It was the thought of standing on the Wembley pitch that made me want to be part of the Fans Choir for the FA Cup Final. And it was an amazing experience to stand on that turf but not the best part. For me, the most enjoyable and memorable experience was meeting the other fans and the way so many strangers quickly became friends.
I met the first stranger on the train on Friday. I’d seen her claret and blue football top further down the carriage and wondered what club it was from. So as we got off the train at Euston, I asked her if she was going to Wembley and found out that she was and would be representing Scunthorpe in the Fans Choir. She became my first friend in the choir; you may have seen her on the news describing her claret and blue downstairs loo.
The competition to be in the choir was open to supporters of the 64 clubs in Round 3 of the FA Cup this year. Thankfully we weren’t judged on our singing; we just had to write something about what the FA Cup meant to us. I wrote about the joy of going to watch Birmingham City’s 1956 semi-final at Hillsborough and the misery of watching the final on TV.
I sent in my competition entry before we played West Bromwich Albion and was hoping to see Blues at Wembley. But I ended up watching Arsenal and Aston Villa. A lot of people assumed I’d be backing Arsenal but I actually felt fairly neutral. Of course I want Blues to win when Blues play Villa but, when Blues are not involved, I also tend to support the underdogs. After we’d sang on the pitch, we went back to the Press Room, our base for rehearsals on Friday and Saturday, changed out of our club colours, grabbed our bags and went to watch the game. One of the Songs of Praise staff had a bunch of tickets and handed them to us as we left the room. I ended up in the Villa end and I must admit I felt a great deal of sympathy for them as the gloom settled in the second half. This was despite the fact that a couple of Villa fans had booed me as the choir left the pitch. All clubs have a few idiot fans. One Villa fan, who had recognised me from the interview on Midlands Today, provided some balance by exchanging a few friendly words with me at half time.
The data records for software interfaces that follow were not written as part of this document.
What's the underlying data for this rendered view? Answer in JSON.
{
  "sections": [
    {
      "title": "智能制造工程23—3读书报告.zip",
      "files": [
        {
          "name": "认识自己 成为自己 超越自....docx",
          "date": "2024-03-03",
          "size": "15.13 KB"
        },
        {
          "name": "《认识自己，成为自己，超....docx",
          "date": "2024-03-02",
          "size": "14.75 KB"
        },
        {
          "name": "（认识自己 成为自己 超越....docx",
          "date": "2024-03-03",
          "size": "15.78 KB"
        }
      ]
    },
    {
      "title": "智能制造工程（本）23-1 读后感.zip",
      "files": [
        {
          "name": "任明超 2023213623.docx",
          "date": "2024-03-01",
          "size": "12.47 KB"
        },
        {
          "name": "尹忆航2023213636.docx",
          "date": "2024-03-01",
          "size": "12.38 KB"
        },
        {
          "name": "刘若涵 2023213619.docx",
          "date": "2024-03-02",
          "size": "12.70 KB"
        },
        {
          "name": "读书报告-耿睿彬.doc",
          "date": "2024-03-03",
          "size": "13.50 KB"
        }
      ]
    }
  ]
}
I think that the Fans Choir was a brilliant idea and on the whole well organised. My one quibble would be with the person who thought the fans should be arranged by colour of shirt so that it would look good from above. I would imagine that the short man in the back row who couldn’t see the conductor didn’t think much of that idea either. But the Songs of Praise staff worked very hard to get us to Wembley and look after us. Steve Thompson, our conductor, was lovely and made us want to sing well.
It was fun to have a few moments of fame. On Friday morning, Radio WM sent a taxi to take me to the Sacred Heart club in Aston for a short interview with Daz Hale. In the evening I was interviewed by Nick Owen on Midlands Today, together with Dan Beasley, who represented Aston Villa in the choir. It was also interesting to get a glimpse behind the scenes of Wembley and TV productions. Midlands Today was filmed in the Match of the Day studio. The TV crew sometimes shot an introduction to someone after that person had left. For example, the bit showing us clapping Roy Hodgson was filmed after he’d left the room and his place had been taken by a woman telling us to applaud her.
Roy told us that in his pre game team talks he would tell players to believe in themselves and their preparation. And in the one and a half days we spent at Wembley we certainly had lots of preparation. We did vocal exercises and sang Abide with me innumerable times. We practiced walking on and off the pitch on Friday afternoon, Saturday morning and again on Saturday afternoon. When we walked on I followed Susan, the Fulham fan, and when we walked off I was behind Kevin of Blyth Spartans. We were so well drilled that when it came to the performance we got on and off the pitch on time. It went by in a flash and was over in no time at all.
But some of us did sing the hymn one more time. As we gathered in the bar of our hotel after the game, our picture appeared on the TV and someone started to sing. The rest of us joined in and we belted out Abide with me as we stood in a group with drinks in our hands, not in a formation decreed by someone else. We were just a bunch of good friends, singing together in a bar. And that, for me, was our best rendition of the hymn and my favourite memory.
At a time when the corruption in FIFA was in the headlines, our choir showed the good side of football — that it can be about making friends and having fun.